◆ **What the task asks**:
Each entry below needs to be reproduced exactly as given.

◆ **The data**:
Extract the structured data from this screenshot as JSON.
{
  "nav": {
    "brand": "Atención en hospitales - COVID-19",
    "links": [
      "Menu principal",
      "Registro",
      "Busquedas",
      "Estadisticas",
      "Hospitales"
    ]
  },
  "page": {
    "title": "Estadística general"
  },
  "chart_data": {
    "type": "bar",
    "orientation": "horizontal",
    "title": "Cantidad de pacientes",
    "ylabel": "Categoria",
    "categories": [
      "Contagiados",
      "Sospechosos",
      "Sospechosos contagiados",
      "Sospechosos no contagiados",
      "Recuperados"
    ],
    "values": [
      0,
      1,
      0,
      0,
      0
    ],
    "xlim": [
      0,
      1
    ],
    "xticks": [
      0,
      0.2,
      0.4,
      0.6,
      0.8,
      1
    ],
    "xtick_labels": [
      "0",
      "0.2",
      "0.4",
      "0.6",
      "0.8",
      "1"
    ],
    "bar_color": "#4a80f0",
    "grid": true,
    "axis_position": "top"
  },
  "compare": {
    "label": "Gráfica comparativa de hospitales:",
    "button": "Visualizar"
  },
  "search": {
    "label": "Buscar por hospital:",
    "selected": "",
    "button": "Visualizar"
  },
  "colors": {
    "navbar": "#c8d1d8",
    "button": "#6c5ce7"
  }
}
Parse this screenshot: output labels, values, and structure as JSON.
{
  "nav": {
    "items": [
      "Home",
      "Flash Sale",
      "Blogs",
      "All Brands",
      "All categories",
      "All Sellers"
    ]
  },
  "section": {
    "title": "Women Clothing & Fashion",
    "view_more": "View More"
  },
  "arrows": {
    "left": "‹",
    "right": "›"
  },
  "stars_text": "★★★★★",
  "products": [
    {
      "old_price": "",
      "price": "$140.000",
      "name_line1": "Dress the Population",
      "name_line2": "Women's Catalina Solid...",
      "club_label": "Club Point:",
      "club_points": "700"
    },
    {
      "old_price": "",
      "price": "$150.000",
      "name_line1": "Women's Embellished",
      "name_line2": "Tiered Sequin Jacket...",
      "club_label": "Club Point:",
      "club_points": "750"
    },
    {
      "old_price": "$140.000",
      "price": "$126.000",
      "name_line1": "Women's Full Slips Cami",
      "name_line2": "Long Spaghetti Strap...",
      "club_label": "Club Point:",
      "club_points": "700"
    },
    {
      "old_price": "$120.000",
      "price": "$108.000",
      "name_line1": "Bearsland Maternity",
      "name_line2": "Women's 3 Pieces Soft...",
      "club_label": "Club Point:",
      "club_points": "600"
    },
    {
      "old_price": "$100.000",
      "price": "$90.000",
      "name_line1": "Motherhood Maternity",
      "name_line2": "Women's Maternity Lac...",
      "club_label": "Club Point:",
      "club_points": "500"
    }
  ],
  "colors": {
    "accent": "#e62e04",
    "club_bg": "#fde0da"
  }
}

◆ **Answer to the problem**:
Extract the structured data from this screenshot as JSON.
{
  "nav": {
    "brand": "Atención en hospitales - COVID-19",
    "links": [
      "Menu principal",
      "Registro",
      "Busquedas",
      "Estadisticas",
      "Hospitales"
    ]
  },
  "page": {
    "title": "Estadística general"
  },
  "chart_data": {
    "type": "bar",
    "orientation": "horizontal",
    "title": "Cantidad de pacientes",
    "ylabel": "Categoria",
    "categories": [
      "Contagiados",
      "Sospechosos",
      "Sospechosos contagiados",
      "Sospechosos no contagiados",
      "Recuperados"
    ],
    "values": [
      0,
      1,
      0,
      0,
      0
    ],
    "xlim": [
      0,
      1
    ],
    "xticks": [
      0,
      0.2,
      0.4,
      0.6,
      0.8,
      1
    ],
    "xtick_labels": [
      "0",
      "0.2",
      "0.4",
      "0.6",
      "0.8",
      "1"
    ],
    "bar_color": "#4a80f0",
    "grid": true,
    "axis_position": "top"
  },
  "compare": {
    "label": "Gráfica comparativa de hospitales:",
    "button": "Visualizar"
  },
  "search": {
    "label": "Buscar por hospital:",
    "selected": "",
    "button": "Visualizar"
  },
  "colors": {
    "navbar": "#c8d1d8",
    "button": "#6c5ce7"
  }
}
Parse this screenshot: output labels, values, and structure as JSON.
{
  "nav": {
    "items": [
      "Home",
      "Flash Sale",
      "Blogs",
      "All Brands",
      "All categories",
      "All Sellers"
    ]
  },
  "section": {
    "title": "Women Clothing & Fashion",
    "view_more": "View More"
  },
  "arrows": {
    "left": "‹",
    "right": "›"
  },
  "stars_text": "★★★★★",
  "products": [
    {
      "old_price": "",
      "price": "$140.000",
      "name_line1": "Dress the Population",
      "name_line2": "Women's Catalina Solid...",
      "club_label": "Club Point:",
      "club_points": "700"
    },
    {
      "old_price": "",
      "price": "$150.000",
      "name_line1": "Women's Embellished",
      "name_line2": "Tiered Sequin Jacket...",
      "club_label": "Club Point:",
      "club_points": "750"
    },
    {
      "old_price": "$140.000",
      "price": "$126.000",
      "name_line1": "Women's Full Slips Cami",
      "name_line2": "Long Spaghetti Strap...",
      "club_label": "Club Point:",
      "club_points": "700"
    },
    {
      "old_price": "$120.000",
      "price": "$108.000",
      "name_line1": "Bearsland Maternity",
      "name_line2": "Women's 3 Pieces Soft...",
      "club_label": "Club Point:",
      "club_points": "600"
    },
    {
      "old_price": "$100.000",
      "price": "$90.000",
      "name_line1": "Motherhood Maternity",
      "name_line2": "Women's Maternity Lac...",
      "club_label": "Club Point:",
      "club_points": "500"
    }
  ],
  "colors": {
    "accent": "#e62e04",
    "club_bg": "#fde0da"
  }
}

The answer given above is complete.